The prevalence of drones has made airborne photography much more widespread, especially among hobby photographers and videographers. However, drone photos aren’t without their problems. You have to deal with making the drone follow the shot which can be difficult unless you have a very expensive one. Worse, you can’t really fly a drone through heavily wooded or otherwise obstructed terrain.
[Makesome’s] friend faced these issues and wanted to buy a cable cam — a mount for the camera that could go back and forth on a cable strung between two trees or other structures. Instead of a design from scratch, they decided to cannibalize a cheap RC car along with an HP printer and the effect — as you can see in the video below — is pretty good.
Repurposing toys is an honored tradition and, after all, what do you need but a motor that goes forward and reverses? We can’t help but notice though that toy hacking is much easier now that you can 3D print custom widgets to connect everything together.
Continue reading “RC Car Becomes Cable Cam”
[Facelesstech] owns an SJCAM SJ4000 action camera, but the internal battery was no longer functional. Not wishing to buy a replacement and unwilling to hook up an ungainly USB cable to feed power, the solution was to design and 3D print an adapter to power the camera from a single rechargeable 14500 sized battery (which is the same size as an AA cell, and a good match for the width of the camera.)
The adapter works by mimicking the original battery, so the camera never knows the difference. A 3D-printed holder for the 14500 battery (which doubles as a GoPro compatible mount) has an extension the same size and shape of the camera’s original internal battery. The tricky part was interfacing to the power connectors buried inside the camera’s battery bay. For a solution, [Facelesstech] eventually settled on the small connectors harvested from inside a female header, using them to connect to the small blades inside the camera. We broke open a spare female 0.1″ header, shown here, to make it clear where these little pieces come from. The only other battery hardware needed are the contacts for an AA cell, but those are also easy to harvest and reuse.
The GitHub repository for the project includes STL files as well as the FreeCAD files for the parts. A video overview is embedded below.
Continue reading “External Battery Mod For Action Camera Does It Non-destructively”

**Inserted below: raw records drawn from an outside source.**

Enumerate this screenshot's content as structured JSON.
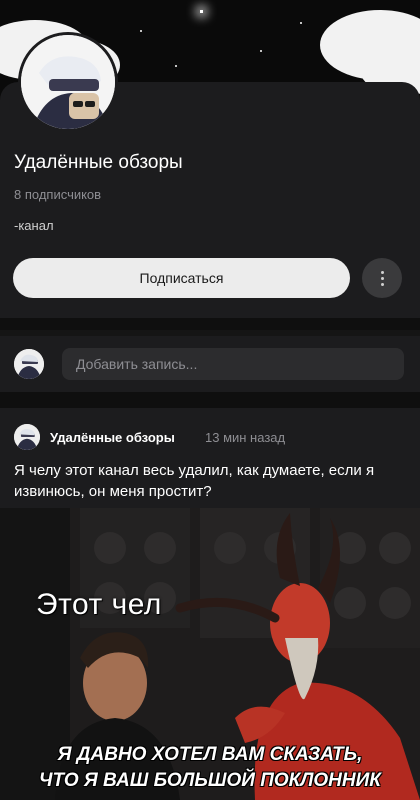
{
  "channel": {
    "name": "Удалённые обзоры",
    "subscribers": "8 подписчиков",
    "description": "-канал",
    "subscribe_label": "Подписаться"
  },
  "composer": {
    "placeholder": "Добавить запись..."
  },
  "post": {
    "author": "Удалённые обзоры",
    "time": "13 мин назад",
    "text": "Я челу этот канал весь удалил, как думаете, если я извинюсь, он меня простит?",
    "image": {
      "caption_top": "Этот чел",
      "caption_bottom_line1": "Я ДАВНО ХОТЕЛ ВАМ СКАЗАТЬ,",
      "caption_bottom_line2": "ЧТО Я ВАШ БОЛЬШОЙ ПОКЛОННИК"
    }
  },
  "icons": {
    "more": "more-vertical-icon"
  },
  "colors": {
    "background": "#151515",
    "card": "#1c1c1e",
    "button": "#ececec",
    "muted_text": "#8e8e93"
  }
}
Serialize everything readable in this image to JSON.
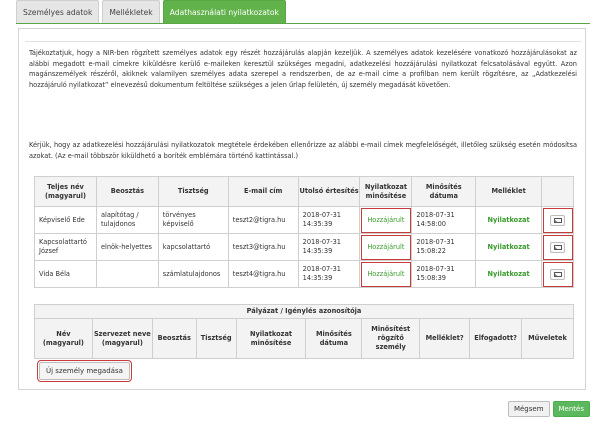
{
  "tabs": [
    {
      "label": "Személyes adatok",
      "active": false
    },
    {
      "label": "Mellékletek",
      "active": false
    },
    {
      "label": "Adathasználati nyilatkozatok",
      "active": true
    }
  ],
  "intro": {
    "p1": "Tájékoztatjuk, hogy a NIR-ben rögzített személyes adatok egy részét hozzájárulás alapján kezeljük. A személyes adatok kezelésére vonatkozó hozzájárulásokat az alábbi megadott e-mail címekre kiküldésre kerülő e-maileken keresztül szükséges megadni, adatkezelési hozzájárulási nyilatkozat felcsatolásával együtt. Azon magánszemélyek részéről, akiknek valamilyen személyes adata szerepel a rendszerben, de az e-mail címe a profilban nem került rögzítésre, az „Adatkezelési hozzájáruló nyilatkozat” elnevezésű dokumentum feltöltése szükséges a jelen űrlap felületén, új személy megadását követően.",
    "p2": "Kérjük, hogy az adatkezelési hozzájárulási nyilatkozatok megtétele érdekében ellenőrizze az alábbi e-mail címek megfelelőségét, illetőleg szükség esetén módosítsa azokat. (Az e-mail többször kiküldhető a boríték emblémára történő kattintással.)"
  },
  "persons_table": {
    "headers": [
      "Teljes név (magyarul)",
      "Beosztás",
      "Tisztség",
      "E-mail cím",
      "Utolsó értesítés",
      "Nyilatkozat minősítése",
      "Minősítés dátuma",
      "Melléklet",
      ""
    ],
    "rows": [
      {
        "name": "Képviselő Ede",
        "position": "alapítótag / tulajdonos",
        "title": "törvényes képviselő",
        "email": "teszt2@tigra.hu",
        "last_date": "2018-07-31",
        "last_time": "14:35:39",
        "status": "Hozzájárult",
        "q_date": "2018-07-31",
        "q_time": "14:58:00",
        "attachment": "Nyilatkozat",
        "icon": "envelope-icon"
      },
      {
        "name": "Kapcsolattartó József",
        "position": "elnök-helyettes",
        "title": "kapcsolattartó",
        "email": "teszt3@tigra.hu",
        "last_date": "2018-07-31",
        "last_time": "14:35:39",
        "status": "Hozzájárult",
        "q_date": "2018-07-31",
        "q_time": "15:08:22",
        "attachment": "Nyilatkozat",
        "icon": "envelope-icon"
      },
      {
        "name": "Vida Béla",
        "position": "",
        "title": "számlatulajdonos",
        "email": "teszt4@tigra.hu",
        "last_date": "2018-07-31",
        "last_time": "14:35:39",
        "status": "Hozzájárult",
        "q_date": "2018-07-31",
        "q_time": "15:08:39",
        "attachment": "Nyilatkozat",
        "icon": "envelope-icon"
      }
    ]
  },
  "app_table": {
    "title": "Pályázat / Igénylés azonosítója",
    "headers": [
      "Név (magyarul)",
      "Szervezet neve (magyarul)",
      "Beosztás",
      "Tisztség",
      "Nyilatkozat minősítése",
      "Minősítés dátuma",
      "Minősítést rögzítő személy",
      "Melléklet?",
      "Elfogadott?",
      "Műveletek"
    ]
  },
  "buttons": {
    "new_person": "Új személy megadása",
    "cancel": "Mégsem",
    "save": "Mentés"
  },
  "colors": {
    "accent": "#62b24c",
    "highlight": "#c63b3b"
  }
}
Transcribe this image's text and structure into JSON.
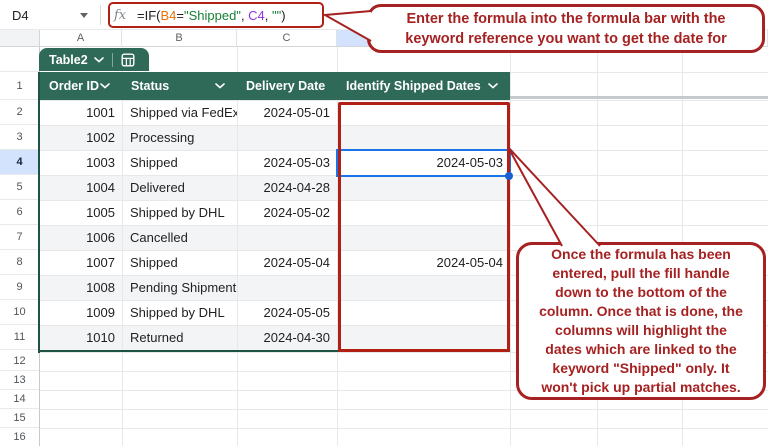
{
  "toolbar": {
    "name_box_value": "D4",
    "fx_icon": "fx",
    "formula": "=IF(B4=\"Shipped\", C4, \"\")",
    "formula_parts": [
      {
        "text": "=IF(",
        "color": "#202124"
      },
      {
        "text": "B4",
        "color": "#E8710A"
      },
      {
        "text": "=",
        "color": "#202124"
      },
      {
        "text": "\"Shipped\"",
        "color": "#188038"
      },
      {
        "text": ", ",
        "color": "#202124"
      },
      {
        "text": "C4",
        "color": "#9334E6"
      },
      {
        "text": ", ",
        "color": "#202124"
      },
      {
        "text": "\"\"",
        "color": "#188038"
      },
      {
        "text": ")",
        "color": "#202124"
      }
    ]
  },
  "sheet": {
    "column_letters": [
      "A",
      "B",
      "C"
    ],
    "row_numbers": [
      "1",
      "2",
      "3",
      "4",
      "5",
      "6",
      "7",
      "8",
      "9",
      "10",
      "11",
      "12",
      "13",
      "14",
      "15",
      "16"
    ],
    "selected_cell": "D4"
  },
  "table": {
    "name": "Table2",
    "headers": [
      "Order ID",
      "Status",
      "Delivery Date",
      "Identify Shipped Dates"
    ],
    "rows": [
      {
        "order_id": "1001",
        "status": "Shipped via FedEx",
        "delivery_date": "2024-05-01",
        "identified": ""
      },
      {
        "order_id": "1002",
        "status": "Processing",
        "delivery_date": "",
        "identified": ""
      },
      {
        "order_id": "1003",
        "status": "Shipped",
        "delivery_date": "2024-05-03",
        "identified": "2024-05-03"
      },
      {
        "order_id": "1004",
        "status": "Delivered",
        "delivery_date": "2024-04-28",
        "identified": ""
      },
      {
        "order_id": "1005",
        "status": "Shipped by DHL",
        "delivery_date": "2024-05-02",
        "identified": ""
      },
      {
        "order_id": "1006",
        "status": "Cancelled",
        "delivery_date": "",
        "identified": ""
      },
      {
        "order_id": "1007",
        "status": "Shipped",
        "delivery_date": "2024-05-04",
        "identified": "2024-05-04"
      },
      {
        "order_id": "1008",
        "status": "Pending Shipment",
        "delivery_date": "",
        "identified": ""
      },
      {
        "order_id": "1009",
        "status": "Shipped by DHL",
        "delivery_date": "2024-05-05",
        "identified": ""
      },
      {
        "order_id": "1010",
        "status": "Returned",
        "delivery_date": "2024-04-30",
        "identified": ""
      }
    ]
  },
  "callouts": {
    "formula_note": "Enter the formula into the formula bar with the\nkeyword reference you want to get the date for",
    "fill_note": "Once the formula has been\nentered, pull the fill handle\ndown to the bottom of the\ncolumn. Once that is done, the\ncolumns will highlight the\ndates which are linked to the\nkeyword \"Shipped\" only. It\nwon't pick up partial matches."
  },
  "colors": {
    "table_green": "#2F6A58",
    "table_border_green": "#1F5244",
    "annotation_red": "#A62121",
    "highlight_red": "#B22015",
    "selection_blue": "#1A73E8",
    "selected_header_bg": "#D3E3FD",
    "band_gray": "#F3F4F6",
    "ref_orange": "#E8710A",
    "string_green": "#188038",
    "ref_purple": "#9334E6"
  }
}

A sub-$100 camera competing in the 4K market, the Akaso EK7000 has a few features typical for the range: wifi, 12MP photos at 30 frames per second, and the like. [Foxx D’Gamma] wanted to add an external mic jack to his camera, replacing the internal mic, which featured poor sound pickup due to being buried in the heart of the camera. [Foxx] spent a considerable amount of effort getting the enclosure apart, working gingerly to avoid damaging the display’s ribbon cable, which can’t be disconnected. He also had to deal with the button covers falling out when the case was opened.
[Foxx] desoldered the button mic and added the jack’s wires, and the next challenge presented itself: getting it back together again with the mic port looking good. He had to make sure the jack projected just the right amount from the housing, to ensure the external mic could plug in. Check out both videos below the break.
We’ve featured several cheap camera hacks recently on Hackaday: the ruggedized cheap camera, the cheap 360 degree camera, and the full-spectrum camera all come to mind. It’s a fertile field for not a lot of money!
Continue reading “Hacking An External Mic Port Onto A Camera”
Action cameras like the GoPro, and the Sony Action Cam are invaluable tools for cyclists and anyone else venturing into the great outdoors. These cameras are not really modifiable or usable in any way except for what they were designed for. [Connor] wanted a cheaper, open-source action camera and decided to build one with the Raspberry Pi.
[Connor]’s Pi action cam is built around the Raspberry Pi Model A+ and the Pi camera. This isn’t a complete solution, so [Connor] added a bluetooth module, a 2000 mAh battery, and a LiPo charger.
To keep the Pi Action Cam out of the elements, [Connor] printed an enclosure. It took a few tries, but eventually he was able to mount everything inside a small plastic box with buttons to start and stop recording, a power switch, and a USB micro jack for charging the battery. The software is a script by [Alex Eames], and the few changes necessary to make this script work with the hardware are also documented.
This was the most intensive 3D printing project [Connor] has ever come up with, and judging by the number of prints that don’t work quite right, he put a lot of work into it. Right now, the Pi action cam works, but there’s still a lot of work to turn this little plastic box into a completed project.